Data to use Block Start
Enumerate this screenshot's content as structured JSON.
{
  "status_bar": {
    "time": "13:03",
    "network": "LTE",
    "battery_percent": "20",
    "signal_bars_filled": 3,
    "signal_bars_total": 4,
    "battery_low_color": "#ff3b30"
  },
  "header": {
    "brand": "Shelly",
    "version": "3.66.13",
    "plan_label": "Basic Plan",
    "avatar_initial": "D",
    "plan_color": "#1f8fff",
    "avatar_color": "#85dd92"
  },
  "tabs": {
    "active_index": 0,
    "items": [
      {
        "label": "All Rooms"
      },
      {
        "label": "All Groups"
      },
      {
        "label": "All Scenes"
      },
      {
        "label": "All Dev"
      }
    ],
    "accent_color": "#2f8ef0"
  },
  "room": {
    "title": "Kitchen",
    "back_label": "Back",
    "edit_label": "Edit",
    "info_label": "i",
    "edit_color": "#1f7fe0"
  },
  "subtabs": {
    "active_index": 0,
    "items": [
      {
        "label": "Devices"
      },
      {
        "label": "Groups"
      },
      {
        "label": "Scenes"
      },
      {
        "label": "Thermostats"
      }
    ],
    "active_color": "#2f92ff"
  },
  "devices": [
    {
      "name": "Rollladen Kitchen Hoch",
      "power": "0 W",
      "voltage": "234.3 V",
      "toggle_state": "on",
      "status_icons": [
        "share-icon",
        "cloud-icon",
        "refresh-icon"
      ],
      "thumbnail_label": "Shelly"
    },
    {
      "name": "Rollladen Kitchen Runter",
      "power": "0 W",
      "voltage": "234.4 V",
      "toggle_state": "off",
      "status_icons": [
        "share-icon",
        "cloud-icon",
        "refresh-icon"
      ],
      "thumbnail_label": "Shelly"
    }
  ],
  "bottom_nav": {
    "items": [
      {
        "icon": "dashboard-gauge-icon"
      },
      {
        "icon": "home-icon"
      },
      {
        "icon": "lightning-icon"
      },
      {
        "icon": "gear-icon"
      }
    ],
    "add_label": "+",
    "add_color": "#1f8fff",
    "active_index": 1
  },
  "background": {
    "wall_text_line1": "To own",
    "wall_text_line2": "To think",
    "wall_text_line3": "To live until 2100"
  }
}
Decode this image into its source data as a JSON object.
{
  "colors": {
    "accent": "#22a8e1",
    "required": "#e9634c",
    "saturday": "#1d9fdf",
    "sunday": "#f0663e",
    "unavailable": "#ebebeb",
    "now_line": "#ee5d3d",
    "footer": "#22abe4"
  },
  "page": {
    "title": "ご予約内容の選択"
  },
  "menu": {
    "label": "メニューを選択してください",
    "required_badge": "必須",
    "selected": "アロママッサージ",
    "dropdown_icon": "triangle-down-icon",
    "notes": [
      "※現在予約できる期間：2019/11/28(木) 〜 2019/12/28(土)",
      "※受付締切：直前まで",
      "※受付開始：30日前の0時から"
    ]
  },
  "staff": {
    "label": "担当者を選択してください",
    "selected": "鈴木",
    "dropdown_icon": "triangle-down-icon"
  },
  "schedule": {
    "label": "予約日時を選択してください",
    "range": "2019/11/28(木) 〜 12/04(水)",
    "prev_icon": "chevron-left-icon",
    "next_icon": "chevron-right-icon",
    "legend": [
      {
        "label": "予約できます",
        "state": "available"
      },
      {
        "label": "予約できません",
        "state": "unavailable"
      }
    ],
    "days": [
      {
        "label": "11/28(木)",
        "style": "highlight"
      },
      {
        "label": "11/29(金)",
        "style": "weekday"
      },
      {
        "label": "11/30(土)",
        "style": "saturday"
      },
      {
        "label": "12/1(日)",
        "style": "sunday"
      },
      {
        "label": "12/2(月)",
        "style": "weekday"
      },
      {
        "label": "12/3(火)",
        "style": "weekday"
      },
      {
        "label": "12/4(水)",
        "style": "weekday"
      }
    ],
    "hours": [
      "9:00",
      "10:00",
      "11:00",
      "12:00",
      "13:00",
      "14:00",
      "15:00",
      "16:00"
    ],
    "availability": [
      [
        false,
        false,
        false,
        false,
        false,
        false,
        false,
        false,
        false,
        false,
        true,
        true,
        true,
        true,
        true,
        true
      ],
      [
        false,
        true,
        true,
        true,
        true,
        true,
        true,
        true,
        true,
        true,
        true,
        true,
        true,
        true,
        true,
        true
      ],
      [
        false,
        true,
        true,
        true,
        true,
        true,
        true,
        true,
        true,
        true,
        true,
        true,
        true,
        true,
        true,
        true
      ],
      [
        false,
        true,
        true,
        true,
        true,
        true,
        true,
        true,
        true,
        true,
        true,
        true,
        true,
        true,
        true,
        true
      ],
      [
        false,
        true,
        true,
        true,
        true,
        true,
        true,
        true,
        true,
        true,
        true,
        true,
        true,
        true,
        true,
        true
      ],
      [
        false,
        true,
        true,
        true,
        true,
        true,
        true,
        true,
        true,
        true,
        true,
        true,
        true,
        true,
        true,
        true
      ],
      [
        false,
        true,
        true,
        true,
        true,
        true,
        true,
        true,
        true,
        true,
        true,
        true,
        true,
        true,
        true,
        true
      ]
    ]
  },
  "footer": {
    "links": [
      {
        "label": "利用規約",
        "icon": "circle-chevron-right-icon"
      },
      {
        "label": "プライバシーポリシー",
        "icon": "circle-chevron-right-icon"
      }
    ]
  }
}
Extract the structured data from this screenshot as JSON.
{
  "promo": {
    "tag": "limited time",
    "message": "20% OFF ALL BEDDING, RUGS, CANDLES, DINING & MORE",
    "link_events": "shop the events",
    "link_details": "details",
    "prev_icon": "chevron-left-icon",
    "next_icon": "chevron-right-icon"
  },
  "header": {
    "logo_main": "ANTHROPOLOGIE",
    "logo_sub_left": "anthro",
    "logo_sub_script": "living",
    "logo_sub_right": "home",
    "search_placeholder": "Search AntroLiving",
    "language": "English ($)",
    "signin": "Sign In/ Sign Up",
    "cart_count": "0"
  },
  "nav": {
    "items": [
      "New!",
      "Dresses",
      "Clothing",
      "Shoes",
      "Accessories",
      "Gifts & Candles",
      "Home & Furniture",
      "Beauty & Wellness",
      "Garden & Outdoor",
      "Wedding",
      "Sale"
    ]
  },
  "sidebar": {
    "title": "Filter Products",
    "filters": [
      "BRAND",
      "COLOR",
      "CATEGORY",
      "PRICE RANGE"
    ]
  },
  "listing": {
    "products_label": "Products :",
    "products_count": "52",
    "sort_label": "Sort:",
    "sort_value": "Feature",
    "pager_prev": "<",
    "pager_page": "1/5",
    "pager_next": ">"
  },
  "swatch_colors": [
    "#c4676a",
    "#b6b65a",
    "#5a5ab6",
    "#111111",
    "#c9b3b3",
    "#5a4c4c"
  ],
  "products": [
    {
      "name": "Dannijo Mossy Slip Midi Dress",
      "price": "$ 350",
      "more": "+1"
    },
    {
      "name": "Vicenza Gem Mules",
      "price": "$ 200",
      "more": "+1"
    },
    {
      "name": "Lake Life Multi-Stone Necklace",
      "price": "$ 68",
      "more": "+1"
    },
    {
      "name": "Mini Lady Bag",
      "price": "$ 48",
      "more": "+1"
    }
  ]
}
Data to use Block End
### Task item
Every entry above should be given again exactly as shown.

### Task output
Enumerate this screenshot's content as structured JSON.
{
  "status_bar": {
    "time": "13:03",
    "network": "LTE",
    "battery_percent": "20",
    "signal_bars_filled": 3,
    "signal_bars_total": 4,
    "battery_low_color": "#ff3b30"
  },
  "header": {
    "brand": "Shelly",
    "version": "3.66.13",
    "plan_label": "Basic Plan",
    "avatar_initial": "D",
    "plan_color": "#1f8fff",
    "avatar_color": "#85dd92"
  },
  "tabs": {
    "active_index": 0,
    "items": [
      {
        "label": "All Rooms"
      },
      {
        "label": "All Groups"
      },
      {
        "label": "All Scenes"
      },
      {
        "label": "All Dev"
      }
    ],
    "accent_color": "#2f8ef0"
  },
  "room": {
    "title": "Kitchen",
    "back_label": "Back",
    "edit_label": "Edit",
    "info_label": "i",
    "edit_color": "#1f7fe0"
  },
  "subtabs": {
    "active_index": 0,
    "items": [
      {
        "label": "Devices"
      },
      {
        "label": "Groups"
      },
      {
        "label": "Scenes"
      },
      {
        "label": "Thermostats"
      }
    ],
    "active_color": "#2f92ff"
  },
  "devices": [
    {
      "name": "Rollladen Kitchen Hoch",
      "power": "0 W",
      "voltage": "234.3 V",
      "toggle_state": "on",
      "status_icons": [
        "share-icon",
        "cloud-icon",
        "refresh-icon"
      ],
      "thumbnail_label": "Shelly"
    },
    {
      "name": "Rollladen Kitchen Runter",
      "power": "0 W",
      "voltage": "234.4 V",
      "toggle_state": "off",
      "status_icons": [
        "share-icon",
        "cloud-icon",
        "refresh-icon"
      ],
      "thumbnail_label": "Shelly"
    }
  ],
  "bottom_nav": {
    "items": [
      {
        "icon": "dashboard-gauge-icon"
      },
      {
        "icon": "home-icon"
      },
      {
        "icon": "lightning-icon"
      },
      {
        "icon": "gear-icon"
      }
    ],
    "add_label": "+",
    "add_color": "#1f8fff",
    "active_index": 1
  },
  "background": {
    "wall_text_line1": "To own",
    "wall_text_line2": "To think",
    "wall_text_line3": "To live until 2100"
  }
}
Decode this image into its source data as a JSON object.
{
  "colors": {
    "accent": "#22a8e1",
    "required": "#e9634c",
    "saturday": "#1d9fdf",
    "sunday": "#f0663e",
    "unavailable": "#ebebeb",
    "now_line": "#ee5d3d",
    "footer": "#22abe4"
  },
  "page": {
    "title": "ご予約内容の選択"
  },
  "menu": {
    "label": "メニューを選択してください",
    "required_badge": "必須",
    "selected": "アロママッサージ",
    "dropdown_icon": "triangle-down-icon",
    "notes": [
      "※現在予約できる期間：2019/11/28(木) 〜 2019/12/28(土)",
      "※受付締切：直前まで",
      "※受付開始：30日前の0時から"
    ]
  },
  "staff": {
    "label": "担当者を選択してください",
    "selected": "鈴木",
    "dropdown_icon": "triangle-down-icon"
  },
  "schedule": {
    "label": "予約日時を選択してください",
    "range": "2019/11/28(木) 〜 12/04(水)",
    "prev_icon": "chevron-left-icon",
    "next_icon": "chevron-right-icon",
    "legend": [
      {
        "label": "予約できます",
        "state": "available"
      },
      {
        "label": "予約できません",
        "state": "unavailable"
      }
    ],
    "days": [
      {
        "label": "11/28(木)",
        "style": "highlight"
      },
      {
        "label": "11/29(金)",
        "style": "weekday"
      },
      {
        "label": "11/30(土)",
        "style": "saturday"
      },
      {
        "label": "12/1(日)",
        "style": "sunday"
      },
      {
        "label": "12/2(月)",
        "style": "weekday"
      },
      {
        "label": "12/3(火)",
        "style": "weekday"
      },
      {
        "label": "12/4(水)",
        "style": "weekday"
      }
    ],
    "hours": [
      "9:00",
      "10:00",
      "11:00",
      "12:00",
      "13:00",
      "14:00",
      "15:00",
      "16:00"
    ],
    "availability": [
      [
        false,
        false,
        false,
        false,
        false,
        false,
        false,
        false,
        false,
        false,
        true,
        true,
        true,
        true,
        true,
        true
      ],
      [
        false,
        true,
        true,
        true,
        true,
        true,
        true,
        true,
        true,
        true,
        true,
        true,
        true,
        true,
        true,
        true
      ],
      [
        false,
        true,
        true,
        true,
        true,
        true,
        true,
        true,
        true,
        true,
        true,
        true,
        true,
        true,
        true,
        true
      ],
      [
        false,
        true,
        true,
        true,
        true,
        true,
        true,
        true,
        true,
        true,
        true,
        true,
        true,
        true,
        true,
        true
      ],
      [
        false,
        true,
        true,
        true,
        true,
        true,
        true,
        true,
        true,
        true,
        true,
        true,
        true,
        true,
        true,
        true
      ],
      [
        false,
        true,
        true,
        true,
        true,
        true,
        true,
        true,
        true,
        true,
        true,
        true,
        true,
        true,
        true,
        true
      ],
      [
        false,
        true,
        true,
        true,
        true,
        true,
        true,
        true,
        true,
        true,
        true,
        true,
        true,
        true,
        true,
        true
      ]
    ]
  },
  "footer": {
    "links": [
      {
        "label": "利用規約",
        "icon": "circle-chevron-right-icon"
      },
      {
        "label": "プライバシーポリシー",
        "icon": "circle-chevron-right-icon"
      }
    ]
  }
}
Extract the structured data from this screenshot as JSON.
{
  "promo": {
    "tag": "limited time",
    "message": "20% OFF ALL BEDDING, RUGS, CANDLES, DINING & MORE",
    "link_events": "shop the events",
    "link_details": "details",
    "prev_icon": "chevron-left-icon",
    "next_icon": "chevron-right-icon"
  },
  "header": {
    "logo_main": "ANTHROPOLOGIE",
    "logo_sub_left": "anthro",
    "logo_sub_script": "living",
    "logo_sub_right": "home",
    "search_placeholder": "Search AntroLiving",
    "language": "English ($)",
    "signin": "Sign In/ Sign Up",
    "cart_count": "0"
  },
  "nav": {
    "items": [
      "New!",
      "Dresses",
      "Clothing",
      "Shoes",
      "Accessories",
      "Gifts & Candles",
      "Home & Furniture",
      "Beauty & Wellness",
      "Garden & Outdoor",
      "Wedding",
      "Sale"
    ]
  },
  "sidebar": {
    "title": "Filter Products",
    "filters": [
      "BRAND",
      "COLOR",
      "CATEGORY",
      "PRICE RANGE"
    ]
  },
  "listing": {
    "products_label": "Products :",
    "products_count": "52",
    "sort_label": "Sort:",
    "sort_value": "Feature",
    "pager_prev": "<",
    "pager_page": "1/5",
    "pager_next": ">"
  },
  "swatch_colors": [
    "#c4676a",
    "#b6b65a",
    "#5a5ab6",
    "#111111",
    "#c9b3b3",
    "#5a4c4c"
  ],
  "products": [
    {
      "name": "Dannijo Mossy Slip Midi Dress",
      "price": "$ 350",
      "more": "+1"
    },
    {
      "name": "Vicenza Gem Mules",
      "price": "$ 200",
      "more": "+1"
    },
    {
      "name": "Lake Life Multi-Stone Necklace",
      "price": "$ 68",
      "more": "+1"
    },
    {
      "name": "Mini Lady Bag",
      "price": "$ 48",
      "more": "+1"
    }
  ]
}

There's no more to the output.